Through WordPress (and by extension open source software), I’ve improved my circumstances, become more self-sufficient, and I’ve been able to assert some control over my life in general. It’s improved my employment prospects drastically, which means I no longer have to work whatever low-paying odd jobs I can find to keep the bills paid. I believe that it can help other blind people as well. We have an eighty percent unemployment rate in this community.

We’re still fighting discrimination in the workplace, and we’re still fighting for equal access when it comes to the technology we use to do our jobs. But the beauty of WordPress and its community is that we can create opportunities for ourselves.

With WordPress, we can make decisions for ourselves, and have all kinds of help along the way from the community. I urge my fellow blind community members to join me inside this wonderful thing called WordPress. Because it will change your lives if you let it.

Source: Finding Freedom in WordPress – HeroPress

“Provide freedom to those who deal with a world that’s built to be hostile toward them.” That is a clarion call for both open source and public education. I hear the social model, intersectionality, structural ideology, equity literacy, designing for pluralism, and designing for real life in these words.

Public education and open source. Let’s help people get free, for free.
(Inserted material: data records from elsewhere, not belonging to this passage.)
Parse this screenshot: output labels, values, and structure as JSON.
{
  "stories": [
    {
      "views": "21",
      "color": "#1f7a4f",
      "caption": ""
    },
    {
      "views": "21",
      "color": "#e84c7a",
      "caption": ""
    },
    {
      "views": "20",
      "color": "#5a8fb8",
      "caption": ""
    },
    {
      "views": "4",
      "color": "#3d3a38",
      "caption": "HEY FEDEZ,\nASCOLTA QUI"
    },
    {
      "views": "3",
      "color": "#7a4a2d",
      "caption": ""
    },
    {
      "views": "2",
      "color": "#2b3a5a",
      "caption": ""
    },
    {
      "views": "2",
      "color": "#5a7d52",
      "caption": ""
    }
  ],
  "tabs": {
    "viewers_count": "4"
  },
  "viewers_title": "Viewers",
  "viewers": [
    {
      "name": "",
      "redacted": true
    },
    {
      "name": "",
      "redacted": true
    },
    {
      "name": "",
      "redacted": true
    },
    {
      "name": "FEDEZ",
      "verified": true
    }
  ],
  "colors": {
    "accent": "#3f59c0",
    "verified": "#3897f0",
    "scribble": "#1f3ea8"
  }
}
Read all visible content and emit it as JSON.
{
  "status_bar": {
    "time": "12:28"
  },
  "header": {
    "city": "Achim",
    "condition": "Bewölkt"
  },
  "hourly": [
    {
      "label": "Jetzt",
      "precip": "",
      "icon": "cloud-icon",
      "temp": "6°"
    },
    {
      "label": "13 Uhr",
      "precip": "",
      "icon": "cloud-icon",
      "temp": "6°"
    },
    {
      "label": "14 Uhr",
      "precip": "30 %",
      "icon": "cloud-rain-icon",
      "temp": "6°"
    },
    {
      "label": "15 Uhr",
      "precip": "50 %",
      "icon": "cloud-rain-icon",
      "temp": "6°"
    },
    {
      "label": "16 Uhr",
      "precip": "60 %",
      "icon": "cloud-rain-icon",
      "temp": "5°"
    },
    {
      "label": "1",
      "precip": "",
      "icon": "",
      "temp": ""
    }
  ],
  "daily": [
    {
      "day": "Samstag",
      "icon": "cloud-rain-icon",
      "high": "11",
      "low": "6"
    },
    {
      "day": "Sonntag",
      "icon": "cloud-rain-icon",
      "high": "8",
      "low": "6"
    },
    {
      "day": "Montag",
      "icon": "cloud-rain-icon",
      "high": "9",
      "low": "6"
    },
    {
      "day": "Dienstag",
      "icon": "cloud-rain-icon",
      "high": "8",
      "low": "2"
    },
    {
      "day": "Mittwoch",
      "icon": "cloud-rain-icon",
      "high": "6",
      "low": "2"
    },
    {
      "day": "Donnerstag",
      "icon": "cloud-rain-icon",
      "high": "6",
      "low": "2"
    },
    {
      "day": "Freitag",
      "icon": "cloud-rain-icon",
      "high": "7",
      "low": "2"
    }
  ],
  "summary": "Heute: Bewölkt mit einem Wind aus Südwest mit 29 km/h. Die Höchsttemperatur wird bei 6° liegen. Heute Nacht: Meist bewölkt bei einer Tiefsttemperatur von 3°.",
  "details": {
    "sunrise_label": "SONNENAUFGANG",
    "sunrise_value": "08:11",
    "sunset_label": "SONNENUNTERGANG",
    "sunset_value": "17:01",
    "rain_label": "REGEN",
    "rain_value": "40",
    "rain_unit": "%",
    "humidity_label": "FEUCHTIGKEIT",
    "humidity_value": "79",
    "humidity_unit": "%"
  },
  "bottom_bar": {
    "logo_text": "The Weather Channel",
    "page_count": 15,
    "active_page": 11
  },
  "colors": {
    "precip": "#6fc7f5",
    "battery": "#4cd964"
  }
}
Let’s get structural, get social, get equity literate, and build an indie ed-tech that confronts injustice instead of amplifying it.

Free, life-changing, and available to everyone. Provide freedom to those who deal with a world that’s built to be hostile toward them.

See also,

Equity Literacy in Diversity and Inclusion Statements

Our diversity and inclusion statements need to get structural, get social, and get equity literate. Use them to directly challenge the meritocracy myths, deficit ideologies, and politics of resentment that are toxic to culture, teams, and collaboration.

I evaluate D&I statements by the extent to which they acknowledge and represent these ideas:

The Direct Confrontation Principle: There is no path to equity that does not involve a direct confrontation with inequity. There is no path to racial equity that does not involve a direct confrontation with interpersonal, institutional, and structural racism. “Equity” approaches that fail to directly confront inequity play a significant role in sustaining inequity.

The “Poverty of Culture” Principle: Inequities are primarily power and privilege problems, not primarily cultural problems. Equity requires power and privilege solutions, not just cultural solutions. Frameworks that attend to diversity purely in vague cultural terms, like the “culture of poverty,” are no threat to inequity.

The Prioritization Principle: Each policy and practice decision should be examined through the question, “How will this impact the most marginalized members of our community?” Equity is about prioritizing their interests.

The “Fix Injustice, Not Kids” Principle: Educational outcome disparities are not the result of deficiencies in marginalized communities’ cultures, mindsets, or grittiness, but rather of inequities. Equity initiatives focus, not on fixing marginalized people, but on fixing the conditions that marginalize people.

Source: Basic Principles for Equity Literacy

With this in mind, my purpose is to argue that when it comes to issues surrounding poverty and economic justice the preparation of teachers must be first and foremost an ideological endeavour, focused on adjusting fundamental understandings not only about educational outcome disparities but also about poverty itself. I will argue that it is only through the cultivation of what I call a structural ideology of poverty and economic justice that teachers become equity literate (Gorski 2013), capable of imagining the sorts of solutions that pose a genuine threat to the existence of class inequity in their classrooms and schools.

Source: Poverty and the ideological imperative: a call to unhook from deficit and grit ideology and to strive for structural ideology in teacher education